__Work required__
The answer must be every entry, given again word for word.

================

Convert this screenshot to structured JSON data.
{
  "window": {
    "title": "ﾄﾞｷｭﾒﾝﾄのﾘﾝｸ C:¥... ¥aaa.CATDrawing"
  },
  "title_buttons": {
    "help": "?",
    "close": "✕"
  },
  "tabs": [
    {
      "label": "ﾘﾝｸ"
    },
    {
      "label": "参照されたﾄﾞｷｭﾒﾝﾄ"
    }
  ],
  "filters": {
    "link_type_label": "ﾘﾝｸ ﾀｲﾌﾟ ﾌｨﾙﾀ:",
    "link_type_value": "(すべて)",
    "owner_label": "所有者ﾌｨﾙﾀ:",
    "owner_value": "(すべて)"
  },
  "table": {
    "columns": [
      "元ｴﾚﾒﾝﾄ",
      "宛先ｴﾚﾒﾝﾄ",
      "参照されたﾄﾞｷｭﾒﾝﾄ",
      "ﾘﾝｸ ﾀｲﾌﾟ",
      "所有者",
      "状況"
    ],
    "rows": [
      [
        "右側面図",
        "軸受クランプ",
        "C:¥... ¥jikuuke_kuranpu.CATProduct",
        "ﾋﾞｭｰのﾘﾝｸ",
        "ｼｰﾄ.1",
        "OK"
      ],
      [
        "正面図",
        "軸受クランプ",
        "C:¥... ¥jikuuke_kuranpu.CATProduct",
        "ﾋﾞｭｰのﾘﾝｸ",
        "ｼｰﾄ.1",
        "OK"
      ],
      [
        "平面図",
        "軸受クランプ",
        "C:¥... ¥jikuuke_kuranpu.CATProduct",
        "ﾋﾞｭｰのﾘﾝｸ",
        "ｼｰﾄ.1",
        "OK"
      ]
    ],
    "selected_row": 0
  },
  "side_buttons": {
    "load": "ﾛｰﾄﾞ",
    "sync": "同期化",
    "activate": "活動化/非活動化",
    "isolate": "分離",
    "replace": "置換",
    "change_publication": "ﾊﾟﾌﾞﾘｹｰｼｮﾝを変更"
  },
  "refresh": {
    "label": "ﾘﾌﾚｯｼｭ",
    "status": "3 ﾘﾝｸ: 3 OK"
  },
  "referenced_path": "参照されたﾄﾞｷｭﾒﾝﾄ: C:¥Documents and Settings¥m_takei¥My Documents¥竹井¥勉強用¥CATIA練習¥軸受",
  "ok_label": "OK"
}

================

__Written solution__
Convert this screenshot to structured JSON data.
{
  "window": {
    "title": "ﾄﾞｷｭﾒﾝﾄのﾘﾝｸ C:¥... ¥aaa.CATDrawing"
  },
  "title_buttons": {
    "help": "?",
    "close": "✕"
  },
  "tabs": [
    {
      "label": "ﾘﾝｸ"
    },
    {
      "label": "参照されたﾄﾞｷｭﾒﾝﾄ"
    }
  ],
  "filters": {
    "link_type_label": "ﾘﾝｸ ﾀｲﾌﾟ ﾌｨﾙﾀ:",
    "link_type_value": "(すべて)",
    "owner_label": "所有者ﾌｨﾙﾀ:",
    "owner_value": "(すべて)"
  },
  "table": {
    "columns": [
      "元ｴﾚﾒﾝﾄ",
      "宛先ｴﾚﾒﾝﾄ",
      "参照されたﾄﾞｷｭﾒﾝﾄ",
      "ﾘﾝｸ ﾀｲﾌﾟ",
      "所有者",
      "状況"
    ],
    "rows": [
      [
        "右側面図",
        "軸受クランプ",
        "C:¥... ¥jikuuke_kuranpu.CATProduct",
        "ﾋﾞｭｰのﾘﾝｸ",
        "ｼｰﾄ.1",
        "OK"
      ],
      [
        "正面図",
        "軸受クランプ",
        "C:¥... ¥jikuuke_kuranpu.CATProduct",
        "ﾋﾞｭｰのﾘﾝｸ",
        "ｼｰﾄ.1",
        "OK"
      ],
      [
        "平面図",
        "軸受クランプ",
        "C:¥... ¥jikuuke_kuranpu.CATProduct",
        "ﾋﾞｭｰのﾘﾝｸ",
        "ｼｰﾄ.1",
        "OK"
      ]
    ],
    "selected_row": 0
  },
  "side_buttons": {
    "load": "ﾛｰﾄﾞ",
    "sync": "同期化",
    "activate": "活動化/非活動化",
    "isolate": "分離",
    "replace": "置換",
    "change_publication": "ﾊﾟﾌﾞﾘｹｰｼｮﾝを変更"
  },
  "refresh": {
    "label": "ﾘﾌﾚｯｼｭ",
    "status": "3 ﾘﾝｸ: 3 OK"
  },
  "referenced_path": "参照されたﾄﾞｷｭﾒﾝﾄ: C:¥Documents and Settings¥m_takei¥My Documents¥竹井¥勉強用¥CATIA練習¥軸受",
  "ok_label": "OK"
}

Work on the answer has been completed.